The third country represented at our second breakfast was Iceland. Patrick Sulem, who leads the clinical team at deCODE genetics in Reykjavik, presented. Like our collaborators in Shanghai and Boston, but armed with a truly unique set of resources and expertise, the deCODE scientists have made significant strides in better diagnosing rare diseases in children.
The deCODE database is unique in many ways and powered to uncover rare disease-causing variants. It includes the directly sequenced whole genomes of nearly 50,000 Icelanders and 10,000 others; imputed whole genome data on some 400,000 Icelanders; and SNP data from nearly a million people around the world. This gives deCODE allelic frequency data of unrivaled detail. As we have shown, this data can be helpful in diagnosing disease around the world—but when used in Iceland itself, it can point straight to pathogenic mutations and provide a map to wherever they lie in the population.
These strengths are based on some advantages of the population approach, some that others would like to replicate, others that are tough to match. Iceland’s population participates in genetics studies at a higher rate than that of any other country; Iceland has a long, strong tradition of preserving ancestry records and so has a nearly complete national genealogy for the modern era; and a national health system with a centralized record system. These ingredients have given deCODE the right data to find important variants in diseases that have baffled others. (For more details, read my post on Kari Stefansson’s headlining talk for our breakfast series.)

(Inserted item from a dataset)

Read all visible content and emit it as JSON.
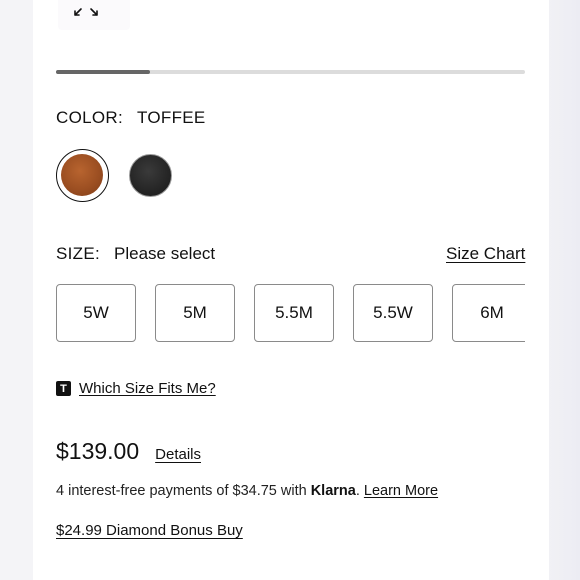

Based on deCODE’s work, it is now evident that whole-genome sequencing (WGS) can greatly improve diagnosis and clinical management of infants and children with hard-to-diagnose diseases. Like their peers at BCH and CHFU, researchers in Iceland have been able to use genomic screenings not just for better diagnoses—giving parents at least the comfort of knowing what’s wrong—but also, in some cases, they have been able to offer better guidance for the children’s treatment.
One such case was the result of the early application of our technology, before NextCODE had spun out of deCODE. It involved two sisters who had undergone a diagnostic odyssey of several years. With whole-genome sequence data from them and their parents, and with the ability to filter allelic frequency data in the context of different modes of inheritance, we were able to identify the culprit variant—a previously unknown variant causing Brown Vialetto Van Laere syndrome—in a matter of minutes. Because the variant was disrupting a riboflavin transporter gene, the diagnosis immediately suggested riboflavin therapy, a course of treatment that halted the progression of their disease.
Finally, it is important to note that the identification of rare disease variants is a promising avenue for feeding drug discovery—not just for the rare conditions themselves, but also potentially for much more common conditions, of which rare diseases can be extreme versions. Solving rare disease is a challenge for us all—indeed, it is a common challenge in the truest sense. The more diagnostics we do, the bigger our databases all over the world, and with the informatics and tools to mine all this data, the more benefits we can deliver to people around the world.